:: Work request ::
Output the line containing "Extract the structured" and each line after it through the end of the data, exactly as written, with pictures left out.

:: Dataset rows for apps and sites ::
──────────────────────────────

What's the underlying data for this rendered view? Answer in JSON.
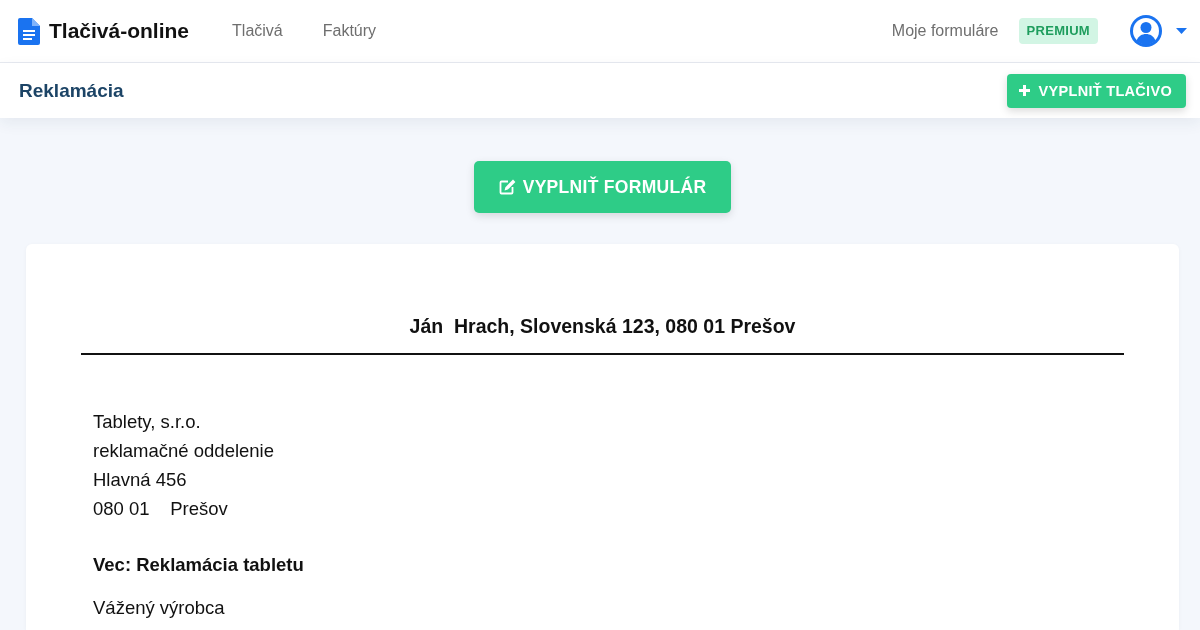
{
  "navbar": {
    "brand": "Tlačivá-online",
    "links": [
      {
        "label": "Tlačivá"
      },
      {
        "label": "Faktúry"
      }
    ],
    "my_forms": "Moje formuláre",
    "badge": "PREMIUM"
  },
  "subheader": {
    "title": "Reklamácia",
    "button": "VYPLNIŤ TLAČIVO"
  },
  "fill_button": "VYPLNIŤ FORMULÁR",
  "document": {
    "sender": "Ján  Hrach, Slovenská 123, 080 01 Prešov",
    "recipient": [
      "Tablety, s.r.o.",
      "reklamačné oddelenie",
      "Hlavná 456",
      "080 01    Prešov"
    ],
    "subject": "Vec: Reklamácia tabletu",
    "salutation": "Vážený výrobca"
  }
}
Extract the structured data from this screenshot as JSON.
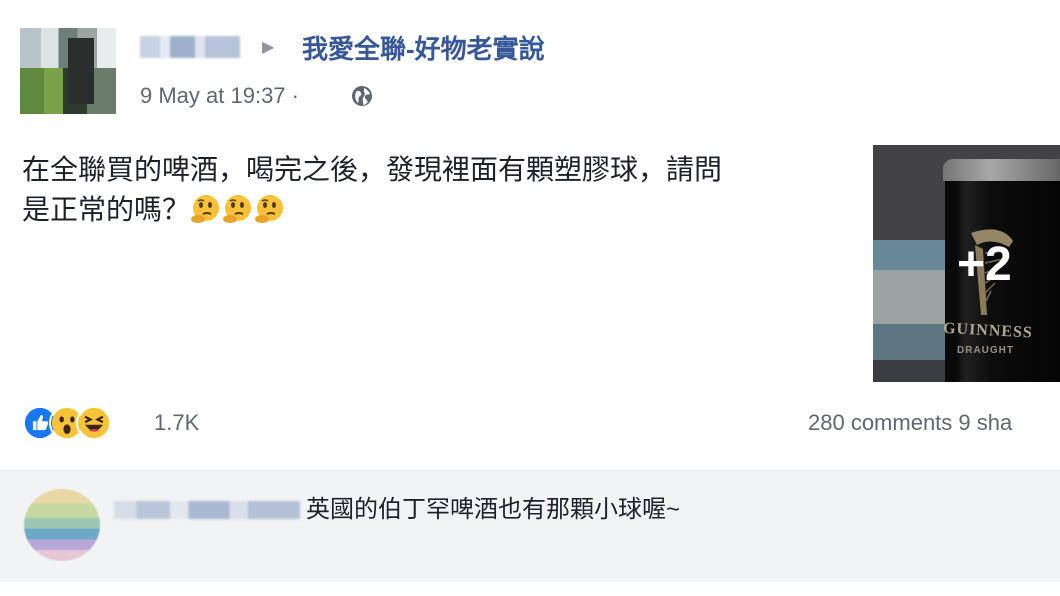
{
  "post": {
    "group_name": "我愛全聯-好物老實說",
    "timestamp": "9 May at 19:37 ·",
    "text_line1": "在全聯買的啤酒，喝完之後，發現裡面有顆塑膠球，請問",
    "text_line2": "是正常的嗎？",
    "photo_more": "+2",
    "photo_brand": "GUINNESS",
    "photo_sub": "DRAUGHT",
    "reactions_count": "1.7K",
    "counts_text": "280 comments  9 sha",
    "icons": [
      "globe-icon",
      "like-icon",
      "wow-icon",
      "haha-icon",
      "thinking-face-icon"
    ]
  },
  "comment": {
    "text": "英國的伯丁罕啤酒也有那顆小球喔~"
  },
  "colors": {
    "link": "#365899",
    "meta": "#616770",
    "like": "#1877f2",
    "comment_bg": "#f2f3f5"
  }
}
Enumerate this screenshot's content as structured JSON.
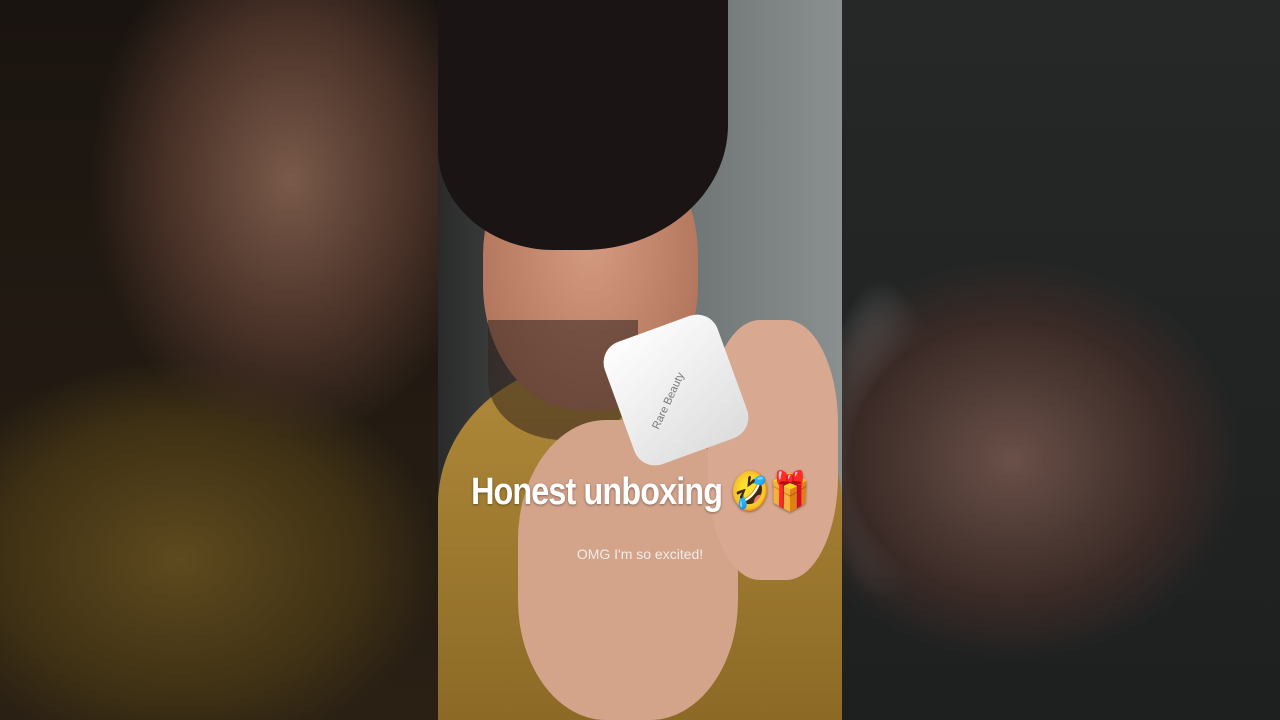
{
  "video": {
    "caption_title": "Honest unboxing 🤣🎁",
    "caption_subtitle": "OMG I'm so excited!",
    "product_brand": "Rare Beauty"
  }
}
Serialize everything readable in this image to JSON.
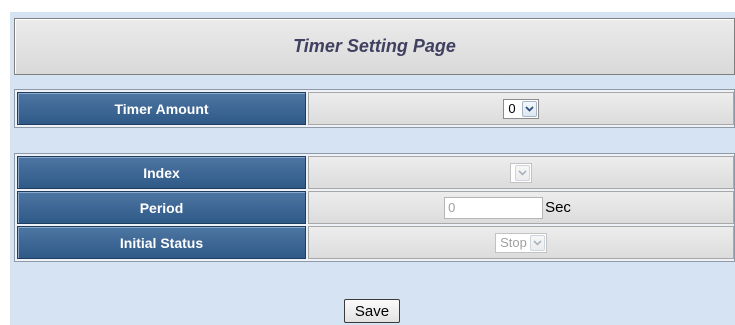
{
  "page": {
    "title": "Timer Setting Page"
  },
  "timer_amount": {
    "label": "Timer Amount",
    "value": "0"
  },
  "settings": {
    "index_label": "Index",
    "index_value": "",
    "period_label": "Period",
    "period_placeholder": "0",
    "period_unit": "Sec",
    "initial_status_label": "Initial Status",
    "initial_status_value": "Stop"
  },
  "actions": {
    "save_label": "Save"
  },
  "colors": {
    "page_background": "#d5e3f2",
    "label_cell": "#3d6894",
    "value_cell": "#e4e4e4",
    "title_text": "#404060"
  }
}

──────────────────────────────

:: Task answer ::
Extract the structured data from this screenshot as JSON.
{
  "post": {
    "group_name": "我愛全聯-好物老實說",
    "timestamp": "9 May at 19:37 ·",
    "text_line1": "在全聯買的啤酒，喝完之後，發現裡面有顆塑膠球，請問",
    "text_line2": "是正常的嗎？",
    "photo_more": "+2",
    "photo_brand": "GUINNESS",
    "photo_sub": "DRAUGHT",
    "reactions_count": "1.7K",
    "counts_text": "280 comments  9 sha",
    "icons": [
      "globe-icon",
      "like-icon",
      "wow-icon",
      "haha-icon",
      "thinking-face-icon"
    ]
  },
  "comment": {
    "text": "英國的伯丁罕啤酒也有那顆小球喔~"
  },
  "colors": {
    "link": "#365899",
    "meta": "#616770",
    "like": "#1877f2",
    "comment_bg": "#f2f3f5"
  }
}
Enumerate this screenshot's content as structured JSON.
{
  "video": {
    "caption_title": "Honest unboxing 🤣🎁",
    "caption_subtitle": "OMG I'm so excited!",
    "product_brand": "Rare Beauty"
  }
}
Serialize everything readable in this image to JSON.
{
  "page": {
    "title": "Timer Setting Page"
  },
  "timer_amount": {
    "label": "Timer Amount",
    "value": "0"
  },
  "settings": {
    "index_label": "Index",
    "index_value": "",
    "period_label": "Period",
    "period_placeholder": "0",
    "period_unit": "Sec",
    "initial_status_label": "Initial Status",
    "initial_status_value": "Stop"
  },
  "actions": {
    "save_label": "Save"
  },
  "colors": {
    "page_background": "#d5e3f2",
    "label_cell": "#3d6894",
    "value_cell": "#e4e4e4",
    "title_text": "#404060"
  }
}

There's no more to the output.